Landscape heterogeneity and the confluence of regional faunas promote richness and structure community assemblage in a tropical biodiversity hotspot

Matthew J. Petersen, Gregory W. Courtney

Research output: Contribution to journalArticlepeer-review

3 Scopus citations


Crane flies (Limoniidae; Limoniinae) were sampled at national parks and protected areas across central to northern Thailand to observe patterns of species richness and faunal turnover in the Indo-Burma biodiversity hotspot. Prior to sampling, the crane fly fauna of this region was poorly known and no taxonomic keys existed for specimen identification. Utilizing a multi-access taxonomic key to the Limoniinae genera of the Oriental Region designed for this project, identification of collected specimens revealed a crane fly fauna displaying higher richness than inventories from temperate regions. Sixty-six morphospecies from 29 genera/subgenera were collected using a combination of light trapping and Malaise trapping. Richness estimators projected that a total of 70-81 species are to be collected with future sampling, with mountainous northern Thailand projected to have the highest richness. The faunas of Central and Northern Thailand were different, with the north generally composed of more temperate genera and the south composed of more tropical genera. The increased diversity in northern Thailand was significantly influenced by landscape topology. Sampling that spread across two mountain ranges displayed faunas that were divided into both high elevation (>1,000 m) and lower elevation (<1,000 m) faunas. This change in community assemblage across elevation illustrates faunas that were more alike at similar elevations between mountain ranges than they were within national parks.
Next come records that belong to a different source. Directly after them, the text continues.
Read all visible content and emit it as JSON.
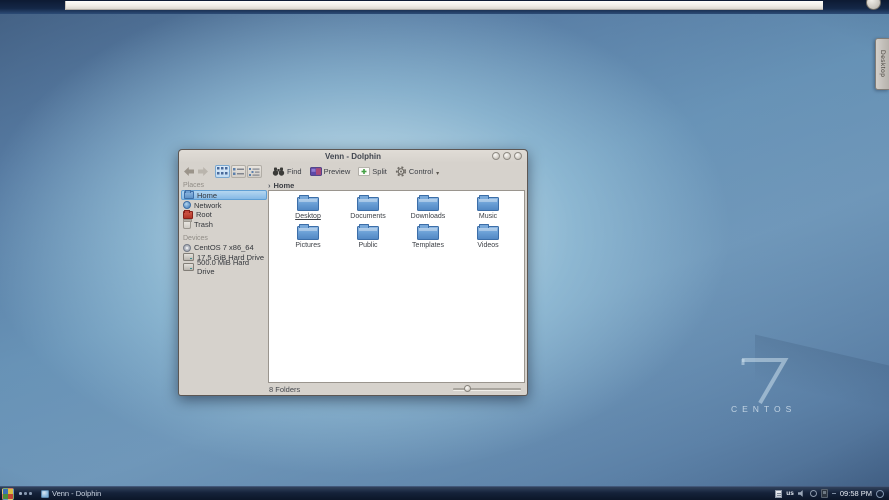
{
  "desktop": {
    "right_edge_tab": "Desktop",
    "watermark": {
      "number": "7",
      "brand": "CENTOS"
    }
  },
  "window": {
    "title": "Venn - Dolphin",
    "toolbar": {
      "find": "Find",
      "preview": "Preview",
      "split": "Split",
      "control": "Control"
    },
    "icons": {
      "breadcrumb_chevron": "›",
      "control_caret": "▾"
    },
    "breadcrumb": {
      "location": "Home"
    },
    "sidebar": {
      "places_header": "Places",
      "places": [
        "Home",
        "Network",
        "Root",
        "Trash"
      ],
      "devices_header": "Devices",
      "devices": [
        "CentOS 7 x86_64",
        "17.5 GiB Hard Drive",
        "500.0 MiB Hard Drive"
      ]
    },
    "folders": [
      "Desktop",
      "Documents",
      "Downloads",
      "Music",
      "Pictures",
      "Public",
      "Templates",
      "Videos"
    ],
    "status": {
      "summary": "8 Folders"
    }
  },
  "taskbar": {
    "task_label": "Venn - Dolphin",
    "keyboard_layout": "us",
    "clock": "09:58 PM"
  },
  "colors": {
    "selection_blue": "#85b9e6",
    "folder_blue": "#6ba0d6",
    "taskbar_bg": "#15223a",
    "window_bg": "#d6d2cc"
  }
}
Original languageEnglish (US)
Pages (from-to)181-189
Number of pages9
JournalJournal of Insect Conservation
Issue number2
StatePublished - Apr 2010
Externally publishedYes

Bibliographical note

Funding Information:
Acknowledgments We thank the National Research Council of Thailand, Royal Forestry Department, and officials at the national parks visited during this study for granting permission to collect in Thailand. We are especially appreciative of Dr Jariya Chanpaisaeng, Kasetsart University, and Dr Porntip Chantarmongkol, Chiang Mai University, for helping with many aspects of this research and to the numerous team members who assisted in field collections. Support for this work was provided from the Thailand Research Fund (Royal Golden Jubilee Program) and National Science Foundation (Grants INT-9413869 and DEB-0103144).


  • Biodiversity hotspot
  • Community assemblage
  • Indo-Burma Hotspot
  • Limoniidae
  • Tipuloidea


Dive into the research topics of 'Landscape heterogeneity and the confluence of regional faunas promote richness and structure community assemblage in a tropical biodiversity hotspot'. Together they form a unique fingerprint.

Cite this